On Tue, 24 Oct 2000, Rob Schaap wrote:
> >The equivocation of social darwinism with libertarian political
> >is absurd.
> Well, then Christopher must not be a libertarian, because he's
> sure-as-hell a social darwinist! Trying to fit the species-oriented
> Darwin to the individual in an implicit 'war of all against all'.
> And the social is either a way to optimal human freedom or it is a
> nagging and ever-threatening inhibition to human freedom. American
> libertarians tend, it seems to me, to the latter view. If so, that
> falls bodily into the social darwinist category.
Well, last time I used the phrase "not orthogonal" I got my wrists slapped for being too geeky. Social Darwinists can be libertarians, but not ALL libertarians are social darwinists. More below.
On Mon, 23 Oct 2000, kelley wrote:
> >ROTFL! We should be so lucky!
> >I hate to break up this little "no I'm the underdog" love-fest, but
> >utilitarian individualism is certainly NOT predominate in the US. "By
> >their fruits ye shall know them". Judge the actions, not the words.
> >Where are all these utilitarian individualists on election day? Voting
> >for Gore and Bush????? Yeah right.
> do you know what utilitarian individualism is? this example doesn't
> suggest to me that you do. there is no contradiction here. voting for
> either of the two candidates or any of the candidates does not preclude one
> from being a utilitarian--whether moral, political or both!? but one thing
> is clear, you can't possibly be a utilitarian individualist because if you
> were, you wouldn't type the above in quite the way you typed it.
OK, I may be guilty here. There are very specific definitions for what I would claim are very general phrases and I'm not aware of them, I suppose. I took "utilitarian individualist" in the sense of utilitarian as a model for morality, such that things defined as "good" are things which are useful for protecting sovereignty of the individual and his liberty.

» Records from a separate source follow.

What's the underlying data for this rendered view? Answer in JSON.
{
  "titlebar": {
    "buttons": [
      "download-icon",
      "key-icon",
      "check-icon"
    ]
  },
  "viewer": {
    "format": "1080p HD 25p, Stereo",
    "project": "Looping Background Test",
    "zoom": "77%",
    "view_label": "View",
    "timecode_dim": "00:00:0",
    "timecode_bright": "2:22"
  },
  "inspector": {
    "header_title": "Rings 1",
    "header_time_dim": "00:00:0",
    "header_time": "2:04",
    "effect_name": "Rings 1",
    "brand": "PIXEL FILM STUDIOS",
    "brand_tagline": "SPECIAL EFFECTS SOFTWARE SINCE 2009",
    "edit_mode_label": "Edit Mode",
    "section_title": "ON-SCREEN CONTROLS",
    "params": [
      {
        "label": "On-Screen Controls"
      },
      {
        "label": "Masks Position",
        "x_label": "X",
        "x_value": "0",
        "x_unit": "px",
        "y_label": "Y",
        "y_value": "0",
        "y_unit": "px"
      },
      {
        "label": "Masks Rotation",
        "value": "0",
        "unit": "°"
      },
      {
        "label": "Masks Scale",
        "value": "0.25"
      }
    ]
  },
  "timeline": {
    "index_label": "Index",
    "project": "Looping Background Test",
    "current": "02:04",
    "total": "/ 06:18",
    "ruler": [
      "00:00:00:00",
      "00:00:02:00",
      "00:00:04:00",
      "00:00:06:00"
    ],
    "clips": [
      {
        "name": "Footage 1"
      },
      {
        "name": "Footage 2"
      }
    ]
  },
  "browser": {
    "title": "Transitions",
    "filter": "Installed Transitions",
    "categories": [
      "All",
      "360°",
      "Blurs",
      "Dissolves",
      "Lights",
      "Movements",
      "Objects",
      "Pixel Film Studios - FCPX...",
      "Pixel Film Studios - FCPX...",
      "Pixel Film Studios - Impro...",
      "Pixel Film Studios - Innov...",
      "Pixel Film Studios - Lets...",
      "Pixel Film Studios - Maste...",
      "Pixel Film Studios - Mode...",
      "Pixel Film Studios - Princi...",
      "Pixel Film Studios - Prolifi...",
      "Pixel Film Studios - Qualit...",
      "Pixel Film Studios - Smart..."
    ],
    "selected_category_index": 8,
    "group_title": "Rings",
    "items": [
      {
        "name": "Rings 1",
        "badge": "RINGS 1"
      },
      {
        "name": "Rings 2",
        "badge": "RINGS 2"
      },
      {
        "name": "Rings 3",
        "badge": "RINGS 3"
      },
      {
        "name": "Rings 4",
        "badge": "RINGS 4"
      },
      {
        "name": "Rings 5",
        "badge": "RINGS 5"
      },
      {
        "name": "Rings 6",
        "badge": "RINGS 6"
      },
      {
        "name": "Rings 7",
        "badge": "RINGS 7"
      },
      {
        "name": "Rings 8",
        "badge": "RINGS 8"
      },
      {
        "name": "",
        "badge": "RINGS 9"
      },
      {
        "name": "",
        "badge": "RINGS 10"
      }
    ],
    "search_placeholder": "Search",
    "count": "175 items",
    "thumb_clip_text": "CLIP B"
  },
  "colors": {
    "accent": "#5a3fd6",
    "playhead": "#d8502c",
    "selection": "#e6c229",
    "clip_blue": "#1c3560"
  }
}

[snip "enlightenerati" (nice word, BTW) - see my reply to Doug]
> >The robot is only superior if you judge
> >superiority using amount of debt and number of useless toys. The robot
> >knows nothing of utility and lives his life trying to stamp out the little
> >individuality he has. The robots dress alike, talk alike, and think
> >alike. The robot is programmed for fear,
> is this dave you're channeling here or what!?
You got the "brief history of Matt" offlist. :-) No, my philosophies were firm long before I met the talking Woodchuck.
> btw, you should read
> c.wright mills and herbert marcuse on the same phenom! (i won't hold my
> breath though. rotf!)
Well, this is the essence of a Wilsonian "fnord".
> >and has been conditioned to
> >associate fear and unpleasantness with responsibility, so the robot does
> >anything to abandon responsibility whenever possible.
> basic utilitarian algorithms...
It was the "individualistic" more than the "utilitarian" that my comments were addressing.
> >The equivocation of social darwinism with libertarian political philosophy
> >is absurd. Libertarians believe in cooperation and charity, we just don't
> >want to be forced to cooperate and support charities at the barrel of a
> i don't think you understand what social darwinism is. see herbert
> spencer, a grand old daddy of liberal social theory--as in old fashioned
> liberal social theory (see also, d.d.)
Social darwinism is the theory in sociology that groups achieve advantage over others based upon genetic and biological "superiority", no?
> >It would be more useful to evaluate the social darwinist theories
> >providing the foundation for programs like affirmative action.
> you are talking about social engineering i think yes?
Yes affirmative action is social engineering. But I am talking about the rationale behind *why* such engineering is a good thing. The reasoning behind such programs is a lot closer to social darwinism than the champions of affirmative action would be comfortable to admit.
-- Matt Cramer <cramer at voicenet.com> http://www.voicenet.com/~cramer/ In small proportions we just beauties see, And in short measures life may perfect be.